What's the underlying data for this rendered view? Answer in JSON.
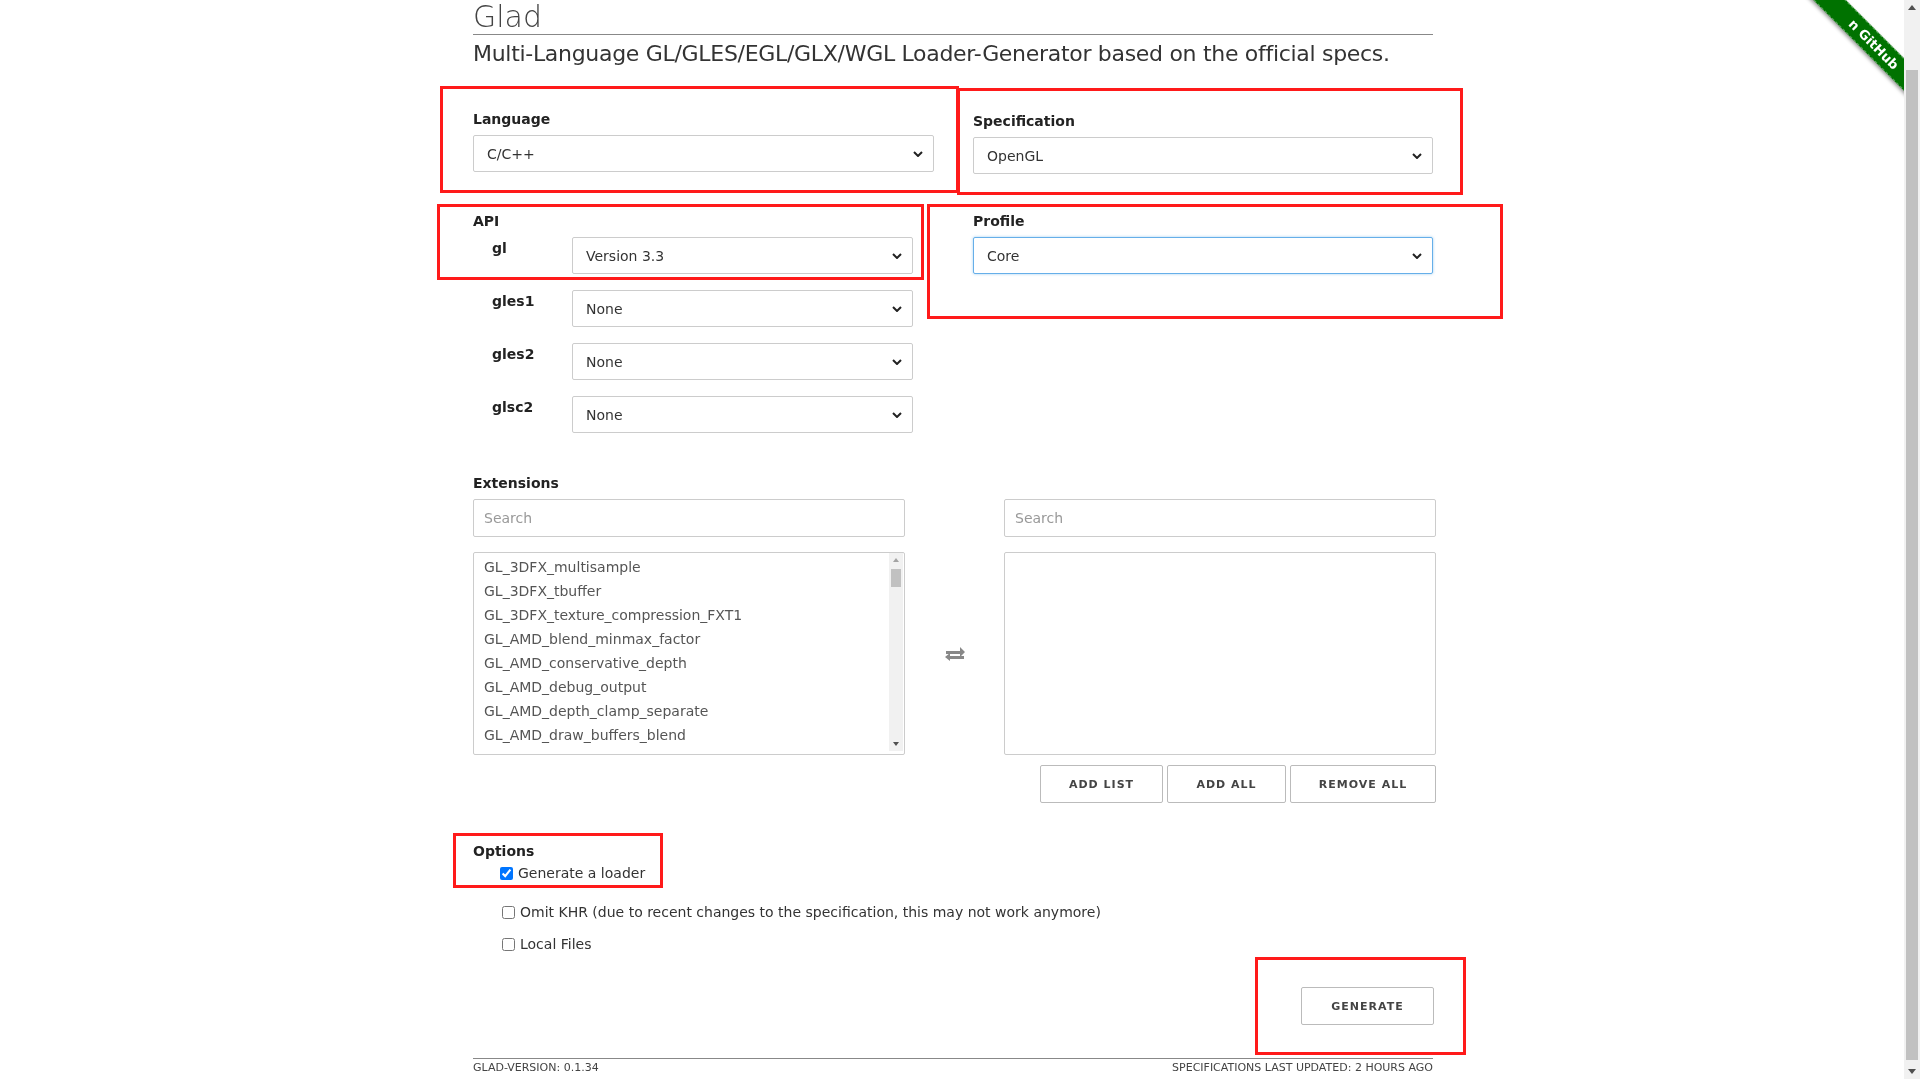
{
  "title": "Glad",
  "subtitle": "Multi-Language GL/GLES/EGL/GLX/WGL Loader-Generator based on the official specs.",
  "language": {
    "label": "Language",
    "value": "C/C++",
    "highlighted": true
  },
  "specification": {
    "label": "Specification",
    "value": "OpenGL",
    "highlighted": true
  },
  "api": {
    "label": "API",
    "highlighted": true,
    "rows": [
      {
        "name": "gl",
        "value": "Version 3.3"
      },
      {
        "name": "gles1",
        "value": "None"
      },
      {
        "name": "gles2",
        "value": "None"
      },
      {
        "name": "glsc2",
        "value": "None"
      }
    ]
  },
  "profile": {
    "label": "Profile",
    "value": "Core",
    "focused": true,
    "highlighted": true
  },
  "extensions": {
    "label": "Extensions",
    "search_left": {
      "placeholder": "Search"
    },
    "search_right": {
      "placeholder": "Search"
    },
    "available": [
      "GL_3DFX_multisample",
      "GL_3DFX_tbuffer",
      "GL_3DFX_texture_compression_FXT1",
      "GL_AMD_blend_minmax_factor",
      "GL_AMD_conservative_depth",
      "GL_AMD_debug_output",
      "GL_AMD_depth_clamp_separate",
      "GL_AMD_draw_buffers_blend"
    ],
    "buttons": [
      "ADD LIST",
      "ADD ALL",
      "REMOVE ALL"
    ]
  },
  "options": {
    "label": "Options",
    "highlighted": true,
    "items": [
      {
        "label": "Generate a loader",
        "checked": true
      },
      {
        "label": "Omit KHR (due to recent changes to the specification, this may not work anymore)",
        "checked": false
      },
      {
        "label": "Local Files",
        "checked": false
      }
    ]
  },
  "generate": {
    "label": "GENERATE",
    "highlighted": true
  },
  "footer": {
    "version": "GLAD-VERSION: 0.1.34",
    "updated": "SPECIFICATIONS LAST UPDATED: 2 HOURS AGO"
  },
  "ribbon": {
    "label": "n GitHub"
  }
}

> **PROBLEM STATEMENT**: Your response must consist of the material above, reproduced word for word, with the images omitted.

> **RESPONSE BOX**:
What's the underlying data for this rendered view? Answer in JSON.
{
  "title": "Glad",
  "subtitle": "Multi-Language GL/GLES/EGL/GLX/WGL Loader-Generator based on the official specs.",
  "language": {
    "label": "Language",
    "value": "C/C++",
    "highlighted": true
  },
  "specification": {
    "label": "Specification",
    "value": "OpenGL",
    "highlighted": true
  },
  "api": {
    "label": "API",
    "highlighted": true,
    "rows": [
      {
        "name": "gl",
        "value": "Version 3.3"
      },
      {
        "name": "gles1",
        "value": "None"
      },
      {
        "name": "gles2",
        "value": "None"
      },
      {
        "name": "glsc2",
        "value": "None"
      }
    ]
  },
  "profile": {
    "label": "Profile",
    "value": "Core",
    "focused": true,
    "highlighted": true
  },
  "extensions": {
    "label": "Extensions",
    "search_left": {
      "placeholder": "Search"
    },
    "search_right": {
      "placeholder": "Search"
    },
    "available": [
      "GL_3DFX_multisample",
      "GL_3DFX_tbuffer",
      "GL_3DFX_texture_compression_FXT1",
      "GL_AMD_blend_minmax_factor",
      "GL_AMD_conservative_depth",
      "GL_AMD_debug_output",
      "GL_AMD_depth_clamp_separate",
      "GL_AMD_draw_buffers_blend"
    ],
    "buttons": [
      "ADD LIST",
      "ADD ALL",
      "REMOVE ALL"
    ]
  },
  "options": {
    "label": "Options",
    "highlighted": true,
    "items": [
      {
        "label": "Generate a loader",
        "checked": true
      },
      {
        "label": "Omit KHR (due to recent changes to the specification, this may not work anymore)",
        "checked": false
      },
      {
        "label": "Local Files",
        "checked": false
      }
    ]
  },
  "generate": {
    "label": "GENERATE",
    "highlighted": true
  },
  "footer": {
    "version": "GLAD-VERSION: 0.1.34",
    "updated": "SPECIFICATIONS LAST UPDATED: 2 HOURS AGO"
  },
  "ribbon": {
    "label": "n GitHub"
  }
}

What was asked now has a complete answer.